A reminder regarding ice seems appropriate for the season. AOPA Foundation President Bruce Landsberg looks at the NTSB preliminary report on a fatal TBM 700 accident that happened just before Christmas. On Dec. 20, a Socata TBM 700 collided with terrain following an in-flight loss of aircraft control near Morristown, N.J. While flying at 17,000 feet mean sea level, the pilot reported that he was in icing conditions. Read more >>
The new crew is ready for takeoff. The mission: build strong local general aviation communities and strengthen AOPA’s relationships with state and local governments across the country. AOPA’s new team of regional managers has deep roots in aviation, and their arrival marks the first overhaul of AOPA regional advocacy and representation in decades. “We are pleased and fortunate that many of our ‘new’ regional managers are familiar faces, having served very capably as AOPA regional representatives,” AOPA President Craig Fuller said. Read more >>
Pilot groups defend backcountry aviation

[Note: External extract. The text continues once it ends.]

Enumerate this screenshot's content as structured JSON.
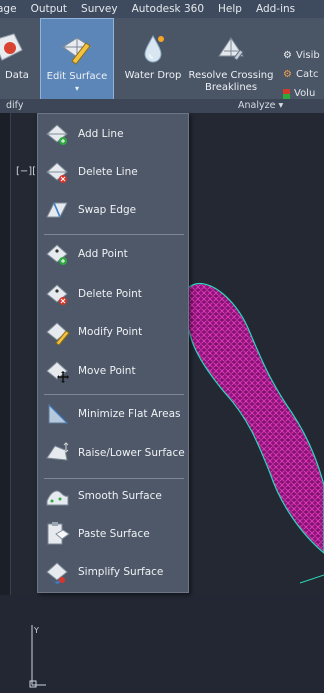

Pilots who value backcountry aviation have an opportunity to support continued access to two airstrips on Bureau of Land Management (BLM) property in Colorado, and advocate for backcountry aviation nationwide, by commenting on a draft resource management plan. The BLM’s Colorado River Valley field office has drafted a revised Resource Management Plan for the bureau's Colorado River Valley holdings in northwestern Colorado, between Rifle and Vail. Read more >>
Thielert AD revisions proposed

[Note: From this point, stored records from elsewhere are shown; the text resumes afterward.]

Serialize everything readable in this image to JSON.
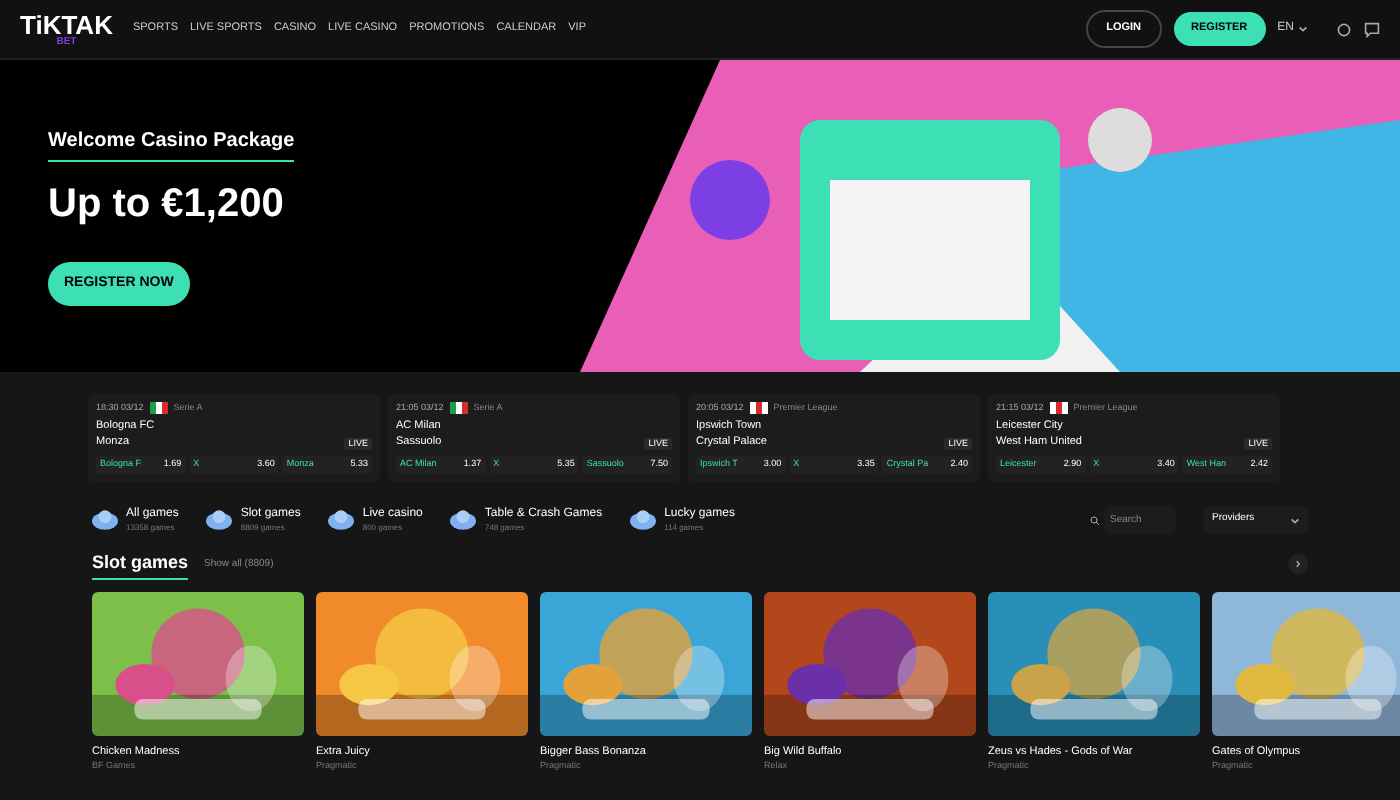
{
  "header": {
    "logo": "TiKTAK",
    "logo_sub": "BET",
    "nav": [
      "SPORTS",
      "LIVE SPORTS",
      "CASINO",
      "LIVE CASINO",
      "PROMOTIONS",
      "CALENDAR",
      "VIP"
    ],
    "login": "LOGIN",
    "register": "REGISTER",
    "language": "EN"
  },
  "hero": {
    "kicker": "Welcome Casino Package",
    "title": "Up to €1,200",
    "button": "REGISTER NOW"
  },
  "matches": [
    {
      "time": "18:30 03/12",
      "league": "Serie A",
      "home": "Bologna FC",
      "away": "Monza",
      "live": "LIVE",
      "odds": [
        {
          "label": "Bologna F",
          "value": "1.69"
        },
        {
          "label": "X",
          "value": "3.60"
        },
        {
          "label": "Monza",
          "value": "5.33"
        }
      ]
    },
    {
      "time": "21:05 03/12",
      "league": "Serie A",
      "home": "AC Milan",
      "away": "Sassuolo",
      "live": "LIVE",
      "odds": [
        {
          "label": "AC Milan",
          "value": "1.37"
        },
        {
          "label": "X",
          "value": "5.35"
        },
        {
          "label": "Sassuolo",
          "value": "7.50"
        }
      ]
    },
    {
      "time": "20:05 03/12",
      "league": "Premier League",
      "home": "Ipswich Town",
      "away": "Crystal Palace",
      "live": "LIVE",
      "odds": [
        {
          "label": "Ipswich T",
          "value": "3.00"
        },
        {
          "label": "X",
          "value": "3.35"
        },
        {
          "label": "Crystal Pa",
          "value": "2.40"
        }
      ]
    },
    {
      "time": "21:15 03/12",
      "league": "Premier League",
      "home": "Leicester City",
      "away": "West Ham United",
      "live": "LIVE",
      "odds": [
        {
          "label": "Leicester",
          "value": "2.90"
        },
        {
          "label": "X",
          "value": "3.40"
        },
        {
          "label": "West Han",
          "value": "2.42"
        }
      ]
    }
  ],
  "categories": [
    {
      "name": "All games",
      "count": "13358 games"
    },
    {
      "name": "Slot games",
      "count": "8809 games"
    },
    {
      "name": "Live casino",
      "count": "800 games"
    },
    {
      "name": "Table & Crash Games",
      "count": "748 games"
    },
    {
      "name": "Lucky games",
      "count": "114 games"
    }
  ],
  "search": {
    "placeholder": "Search"
  },
  "providers": "Providers",
  "section": {
    "title": "Slot games",
    "show_all": "Show all (8809)"
  },
  "games": [
    {
      "name": "Chicken Madness",
      "provider": "BF Games"
    },
    {
      "name": "Extra Juicy",
      "provider": "Pragmatic"
    },
    {
      "name": "Bigger Bass Bonanza",
      "provider": "Pragmatic"
    },
    {
      "name": "Big Wild Buffalo",
      "provider": "Relax"
    },
    {
      "name": "Zeus vs Hades - Gods of War",
      "provider": "Pragmatic"
    },
    {
      "name": "Gates of Olympus",
      "provider": "Pragmatic"
    }
  ]
}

The FAA has proposed airworthiness directive revisions for Thielert Aircraft Engine models AE 125-01 and TAE 125-02-99. Comments will be accepted through Jan. 23 on a proposed extension from 100 to 600 hours of the replacement requirement for the rail pressure control valve. The agency recently proposed a revised AD pertaining to propeller control valves on the same engines.

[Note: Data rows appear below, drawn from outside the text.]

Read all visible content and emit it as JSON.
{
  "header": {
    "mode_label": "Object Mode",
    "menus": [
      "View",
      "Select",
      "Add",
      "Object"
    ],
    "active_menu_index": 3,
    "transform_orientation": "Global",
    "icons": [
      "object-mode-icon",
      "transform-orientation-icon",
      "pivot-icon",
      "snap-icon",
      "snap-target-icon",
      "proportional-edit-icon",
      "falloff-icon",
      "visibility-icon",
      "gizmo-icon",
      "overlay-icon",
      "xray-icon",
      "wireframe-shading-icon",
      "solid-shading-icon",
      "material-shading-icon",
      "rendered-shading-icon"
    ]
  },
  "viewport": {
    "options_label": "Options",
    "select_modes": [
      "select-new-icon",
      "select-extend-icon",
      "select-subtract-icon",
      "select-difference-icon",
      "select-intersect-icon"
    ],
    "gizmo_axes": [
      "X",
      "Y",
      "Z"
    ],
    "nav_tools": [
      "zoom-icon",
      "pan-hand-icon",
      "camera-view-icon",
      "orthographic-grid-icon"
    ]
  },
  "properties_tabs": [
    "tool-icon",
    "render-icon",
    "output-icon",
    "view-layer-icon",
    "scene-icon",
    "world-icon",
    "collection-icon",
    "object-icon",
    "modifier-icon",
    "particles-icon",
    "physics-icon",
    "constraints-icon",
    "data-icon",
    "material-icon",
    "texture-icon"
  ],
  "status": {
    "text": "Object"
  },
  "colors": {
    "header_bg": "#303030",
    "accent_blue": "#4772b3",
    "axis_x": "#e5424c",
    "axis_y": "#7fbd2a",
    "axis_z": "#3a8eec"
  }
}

FAA drops plan to modify Beechcraft spar web ADs
The FAA, responding to an effort led by the American Bonanza Society and supported by AOPA, has shelved plans to modify two existing airworthiness directives (ADs) that require inspections of carry-through spars for cracks on many Beech Debonair, Bonanza, Travel Air, and Baron aircraft. The decision is seen cumulatively saving aircraft owners $2.1 million to $3.5 million in immediate repair costs. Read more >>
Two more discounts for AOPA members
The AOPA Lifestyles Member Discounts Program now includes special offers from Sony Creative Software and Prudential Douglas Elliman Real Estate. AOPA members can check out all 19 discounts now available as a free, core membership benefit online.
AOPA Career Opportunities
Ever dream of turning your passion for aviation into a career? We’re looking for a director of corporate finance, manager of flight training programs, online product manager, AOPA Live producer/videojournalist, associate editor–Web/ ePilot, and aviation technical specialist. To learn more about other AOPA career opportunities, visit AOPA Online.